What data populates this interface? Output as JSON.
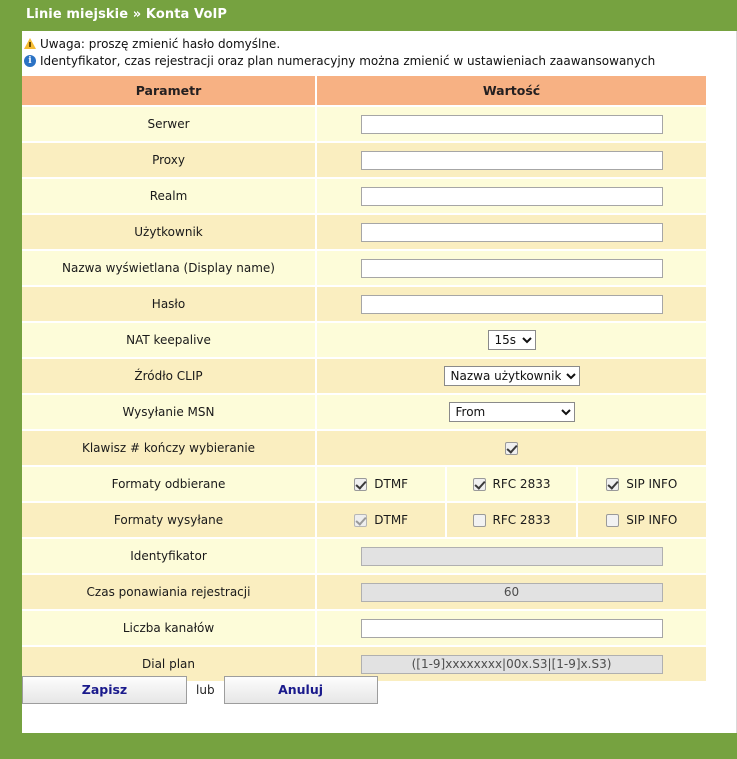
{
  "titlebar": {
    "text": "Linie miejskie » Konta VoIP"
  },
  "notices": [
    {
      "icon": "warning-triangle-icon",
      "glyph": "",
      "text": "Uwaga: proszę zmienić hasło domyślne."
    },
    {
      "icon": "info-circle-icon",
      "glyph": "i",
      "text": "Identyfikator, czas rejestracji oraz plan numeracyjny można zmienić w ustawieniach zaawansowanych"
    }
  ],
  "table": {
    "headers": {
      "param": "Parametr",
      "value": "Wartość"
    },
    "rows": {
      "serwer": {
        "label": "Serwer",
        "value": ""
      },
      "proxy": {
        "label": "Proxy",
        "value": ""
      },
      "realm": {
        "label": "Realm",
        "value": ""
      },
      "uzytkownik": {
        "label": "Użytkownik",
        "value": ""
      },
      "display_name": {
        "label": "Nazwa wyświetlana (Display name)",
        "value": ""
      },
      "haslo": {
        "label": "Hasło",
        "value": ""
      },
      "nat_keepalive": {
        "label": "NAT keepalive",
        "value": "15s"
      },
      "zrodlo_clip": {
        "label": "Źródło CLIP",
        "value": "Nazwa użytkownika"
      },
      "wysylanie_msn": {
        "label": "Wysyłanie MSN",
        "value": "From"
      },
      "hash_key": {
        "label": "Klawisz # kończy wybieranie",
        "checked": true
      },
      "formaty_odbierane": {
        "label": "Formaty odbierane",
        "options": [
          {
            "label": "DTMF",
            "checked": true
          },
          {
            "label": "RFC 2833",
            "checked": true
          },
          {
            "label": "SIP INFO",
            "checked": true
          }
        ]
      },
      "formaty_wysylane": {
        "label": "Formaty wysyłane",
        "options": [
          {
            "label": "DTMF",
            "checked": true
          },
          {
            "label": "RFC 2833",
            "checked": false
          },
          {
            "label": "SIP INFO",
            "checked": false
          }
        ]
      },
      "identyfikator": {
        "label": "Identyfikator",
        "value": ""
      },
      "czas_rejestracji": {
        "label": "Czas ponawiania rejestracji",
        "value": "60"
      },
      "liczba_kanalow": {
        "label": "Liczba kanałów",
        "value": ""
      },
      "dial_plan": {
        "label": "Dial plan",
        "value": "([1-9]xxxxxxxx|00x.S3|[1-9]x.S3)"
      }
    }
  },
  "footer": {
    "save_label": "Zapisz",
    "separator": "lub",
    "cancel_label": "Anuluj"
  },
  "colors": {
    "brand_green": "#76a240",
    "header_peach": "#f7b183",
    "row_light": "#fdfcd9",
    "row_dark": "#faeec0",
    "button_text": "#1a1a8c"
  }
}
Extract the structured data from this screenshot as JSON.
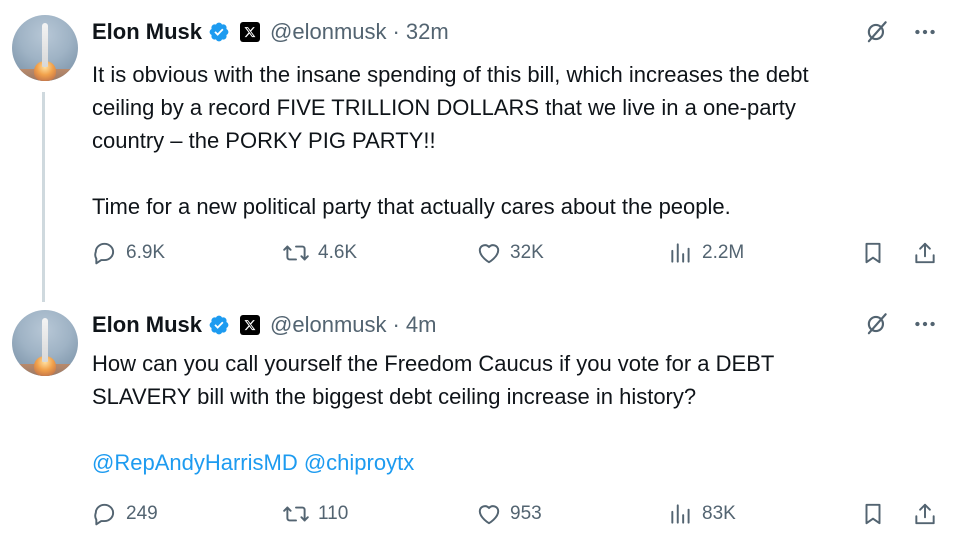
{
  "tweets": [
    {
      "author_name": "Elon Musk",
      "handle": "@elonmusk",
      "separator": "·",
      "time": "32m",
      "text": "It is obvious with the insane spending of this bill, which increases the debt\nceiling by a record FIVE TRILLION DOLLARS that we live in a one-party\ncountry – the PORKY PIG PARTY!!\n\nTime for a new political party that actually cares about the people.",
      "mentions": [],
      "replies": "6.9K",
      "reposts": "4.6K",
      "likes": "32K",
      "views": "2.2M"
    },
    {
      "author_name": "Elon Musk",
      "handle": "@elonmusk",
      "separator": "·",
      "time": "4m",
      "text": "How can you call yourself the Freedom Caucus if you vote for a DEBT\nSLAVERY bill with the biggest debt ceiling increase in history?",
      "mentions": [
        "@RepAndyHarrisMD",
        "@chiproytx"
      ],
      "replies": "249",
      "reposts": "110",
      "likes": "953",
      "views": "83K"
    }
  ],
  "icons": {
    "verified": "verified-badge-icon",
    "affiliation": "x-logo-icon",
    "grok": "grok-icon",
    "more": "more-icon",
    "reply": "reply-icon",
    "repost": "repost-icon",
    "like": "heart-icon",
    "views": "views-icon",
    "bookmark": "bookmark-icon",
    "share": "share-icon"
  },
  "colors": {
    "text": "#0f1419",
    "secondary": "#536471",
    "link": "#1d9bf0",
    "verified": "#1d9bf0"
  }
}
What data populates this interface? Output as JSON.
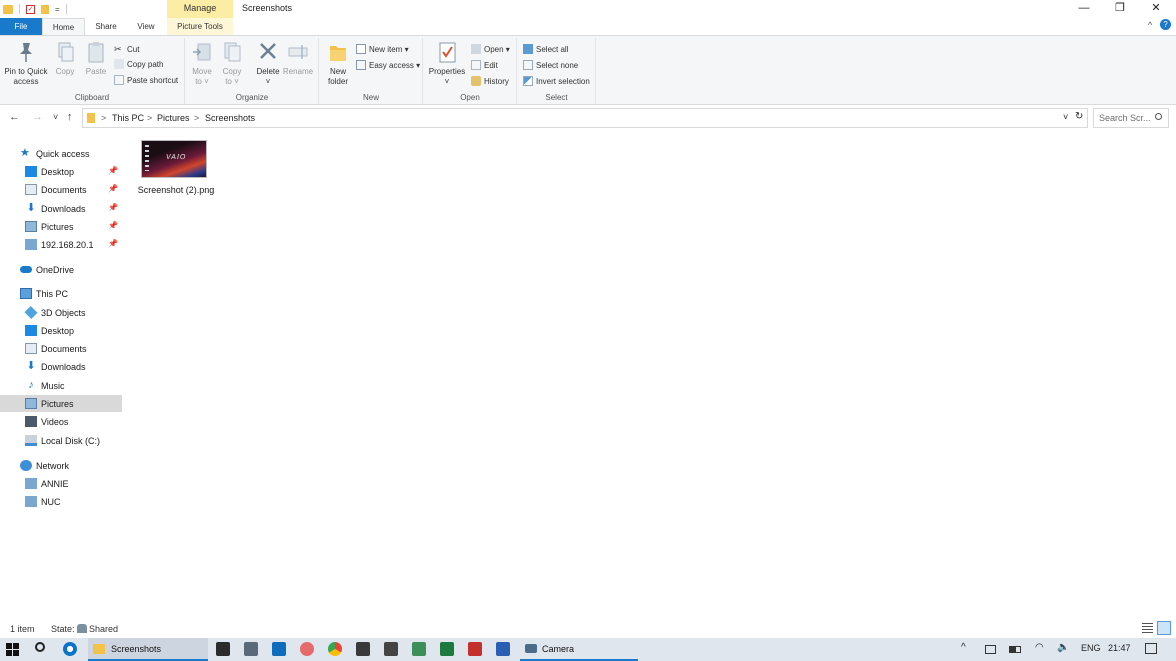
{
  "titlebar": {
    "manage_tab": "Manage",
    "window_title": "Screenshots",
    "qa_dropdown": "=",
    "minimize": "—",
    "maximize": "❐",
    "close": "✕",
    "up_chevron": "^",
    "help": "?"
  },
  "tabs": {
    "file": "File",
    "home": "Home",
    "share": "Share",
    "view": "View",
    "picture_tools": "Picture Tools"
  },
  "ribbon": {
    "clipboard": {
      "label": "Clipboard",
      "pin_line1": "Pin to Quick",
      "pin_line2": "access",
      "copy": "Copy",
      "paste": "Paste",
      "cut": "Cut",
      "copy_path": "Copy path",
      "paste_shortcut": "Paste shortcut"
    },
    "organize": {
      "label": "Organize",
      "move_line1": "Move",
      "move_line2": "to ˅",
      "copy_line1": "Copy",
      "copy_line2": "to ˅",
      "delete_line1": "Delete",
      "delete_line2": "˅",
      "rename": "Rename"
    },
    "new": {
      "label": "New",
      "new_folder_line1": "New",
      "new_folder_line2": "folder",
      "new_item": "New item ▾",
      "easy_access": "Easy access ▾"
    },
    "open": {
      "label": "Open",
      "properties_line1": "Properties",
      "properties_line2": "˅",
      "open": "Open ▾",
      "edit": "Edit",
      "history": "History"
    },
    "select": {
      "label": "Select",
      "select_all": "Select all",
      "select_none": "Select none",
      "invert_selection": "Invert selection"
    }
  },
  "address": {
    "back": "←",
    "forward": "→",
    "recent": "˅",
    "up": "↑",
    "sep": ">",
    "crumbs": [
      "This PC",
      "Pictures",
      "Screenshots"
    ],
    "dropdown": "˅",
    "refresh": "↻",
    "search_placeholder": "Search Scr..."
  },
  "navpane": {
    "quick_access": "Quick access",
    "quick_items": [
      "Desktop",
      "Documents",
      "Downloads",
      "Pictures",
      "192.168.20.1"
    ],
    "onedrive": "OneDrive",
    "this_pc": "This PC",
    "pc_items": [
      "3D Objects",
      "Desktop",
      "Documents",
      "Downloads",
      "Music",
      "Pictures",
      "Videos",
      "Local Disk (C:)"
    ],
    "network": "Network",
    "network_items": [
      "ANNIE",
      "NUC"
    ]
  },
  "content": {
    "file_name": "Screenshot (2).png",
    "thumb_logo": "VAIO"
  },
  "statusbar": {
    "items": "1 item",
    "state": "State:",
    "shared": "Shared"
  },
  "taskbar": {
    "explorer_app": "Screenshots",
    "camera_app": "Camera",
    "lang": "ENG",
    "time": "21:47"
  },
  "colors": {
    "file_tab": "#1979ca",
    "manage_tab": "#fbeea4",
    "selected_nav": "#d9d9d9",
    "taskbar": "#dfe6ee"
  }
}
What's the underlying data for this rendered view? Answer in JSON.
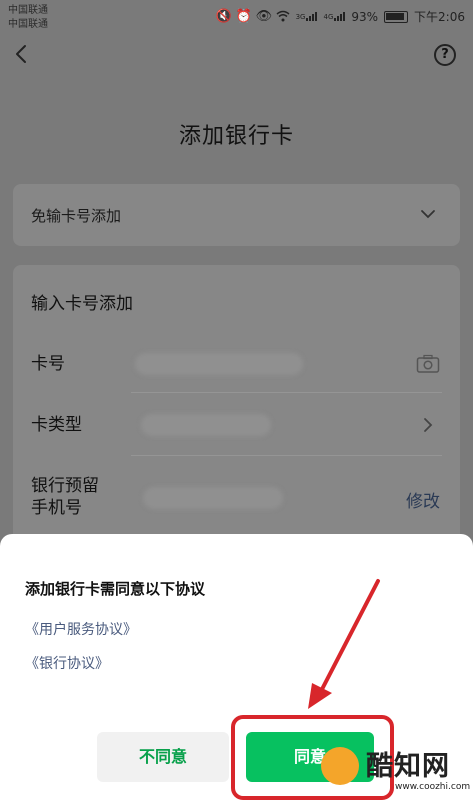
{
  "status_bar": {
    "carrier1": "中国联通",
    "carrier2": "中国联通",
    "net1": "3G",
    "net2": "4G",
    "battery": "93%",
    "time": "下午2:06"
  },
  "page": {
    "title": "添加银行卡"
  },
  "quick_add": {
    "label": "免输卡号添加"
  },
  "manual_add": {
    "title": "输入卡号添加",
    "card_no_label": "卡号",
    "card_type_label": "卡类型",
    "phone_label_line1": "银行预留",
    "phone_label_line2": "手机号",
    "modify_label": "修改"
  },
  "agreement_sheet": {
    "title": "添加银行卡需同意以下协议",
    "links": [
      "《用户服务协议》",
      "《银行协议》"
    ],
    "disagree_label": "不同意",
    "agree_label": "同意"
  },
  "watermark": {
    "name": "酷知网",
    "url": "www.coozhi.com"
  },
  "colors": {
    "primary_green": "#07c160",
    "annotation_red": "#d8262b",
    "link_blue": "#4a5b7e"
  }
}
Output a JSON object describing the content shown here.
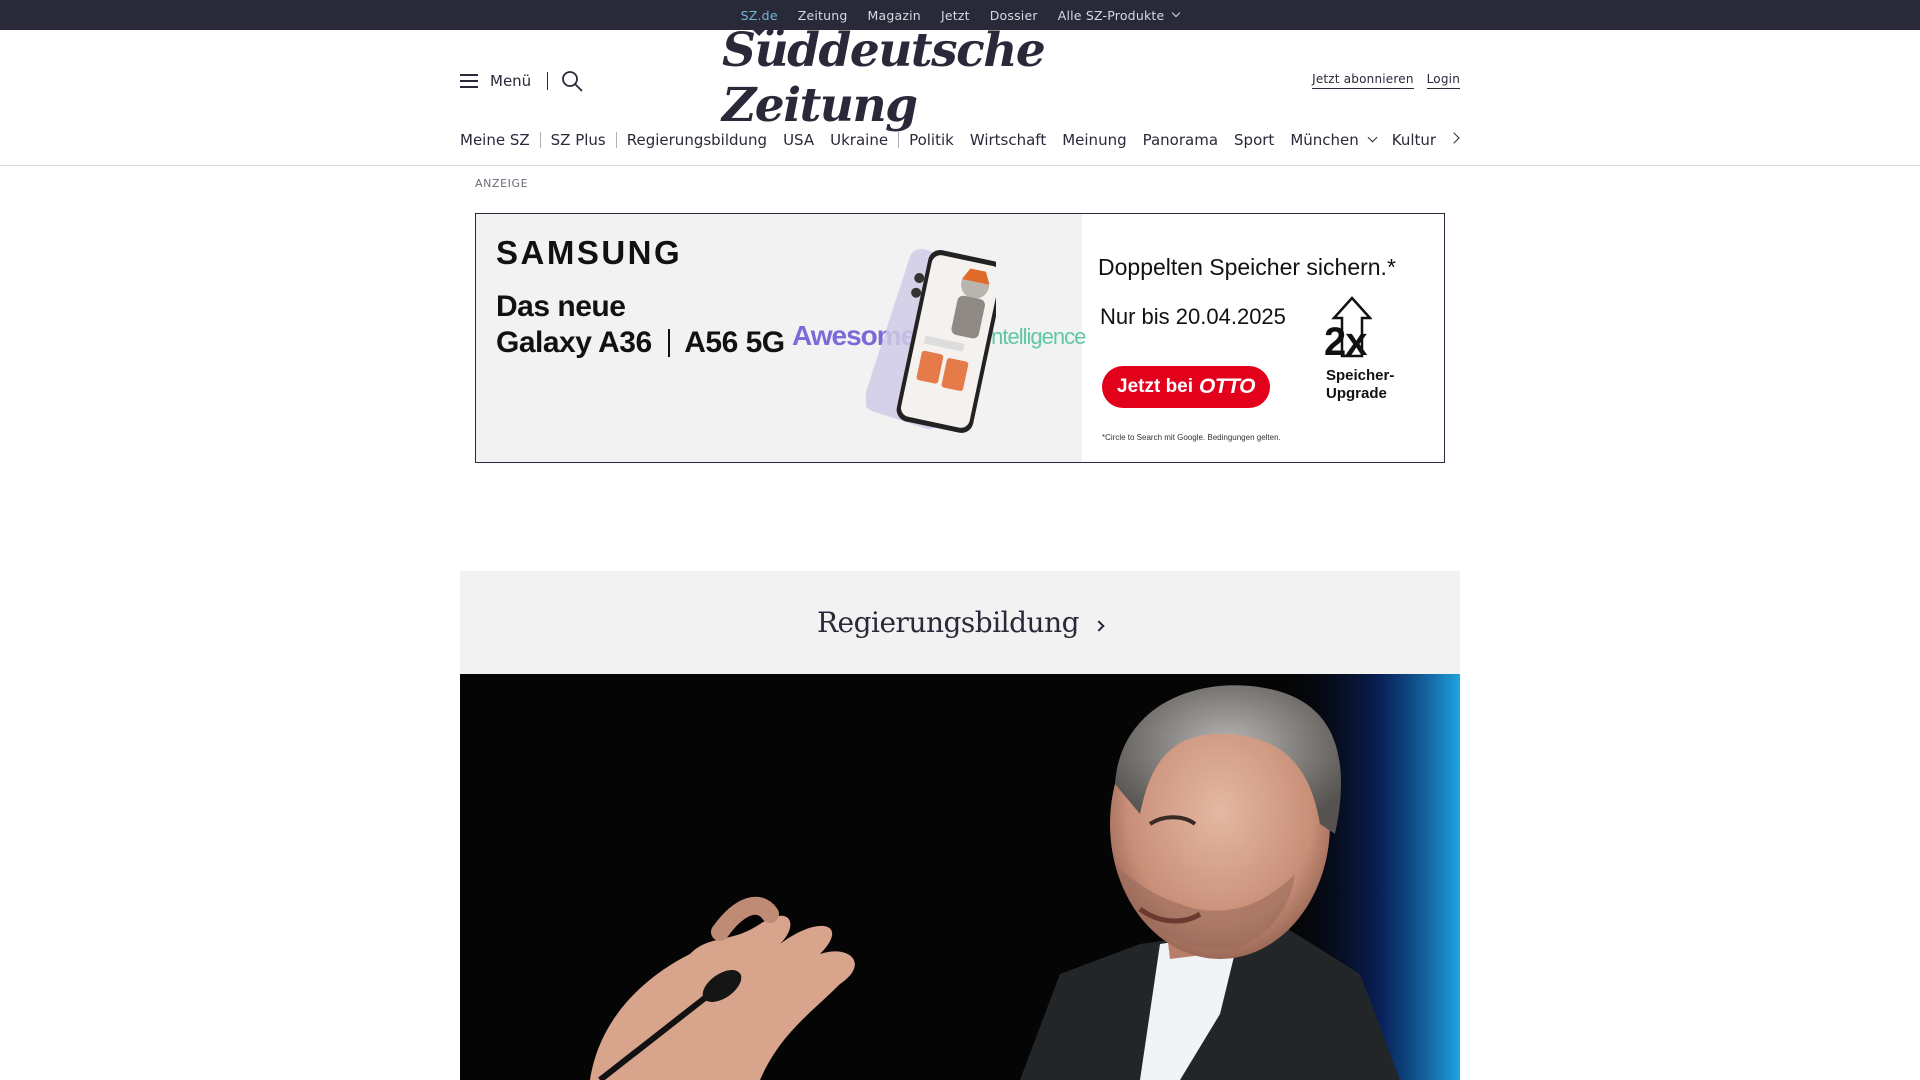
{
  "topbar": {
    "links": [
      {
        "label": "SZ.de",
        "active": true
      },
      {
        "label": "Zeitung"
      },
      {
        "label": "Magazin"
      },
      {
        "label": "Jetzt"
      },
      {
        "label": "Dossier"
      },
      {
        "label": "Alle SZ-Produkte",
        "dropdown": true
      }
    ]
  },
  "header": {
    "menu_label": "Menü",
    "logo_text": "Süddeutsche Zeitung",
    "subscribe_label": "Jetzt abonnieren",
    "login_label": "Login"
  },
  "nav": {
    "items": [
      "Meine SZ",
      "SZ Plus",
      "Regierungsbildung",
      "USA",
      "Ukraine",
      "Politik",
      "Wirtschaft",
      "Meinung",
      "Panorama",
      "Sport",
      "München",
      "Kultur"
    ]
  },
  "ad": {
    "label": "ANZEIGE",
    "brand": "SAMSUNG",
    "headline_1": "Das neue",
    "headline_2a": "Galaxy A36",
    "headline_2b": "A56 5G",
    "awesome": "Awesome",
    "intelligence": "Intelligence",
    "title": "Doppelten Speicher sichern.*",
    "date": "Nur bis 20.04.2025",
    "cta_prefix": "Jetzt bei",
    "cta_brand": "OTTO",
    "multiplier": "2x",
    "upgrade_1": "Speicher-",
    "upgrade_2": "Upgrade",
    "fineprint": "*Circle to Search mit Google. Bedingungen gelten."
  },
  "section": {
    "title": "Regierungsbildung"
  },
  "colors": {
    "topbar_bg": "#29293a",
    "active_link": "#71b8d3",
    "ad_cta": "#e3001b",
    "section_bg": "#f2f2f2"
  }
}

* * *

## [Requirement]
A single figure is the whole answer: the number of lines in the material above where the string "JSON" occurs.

## [Exercise response]
5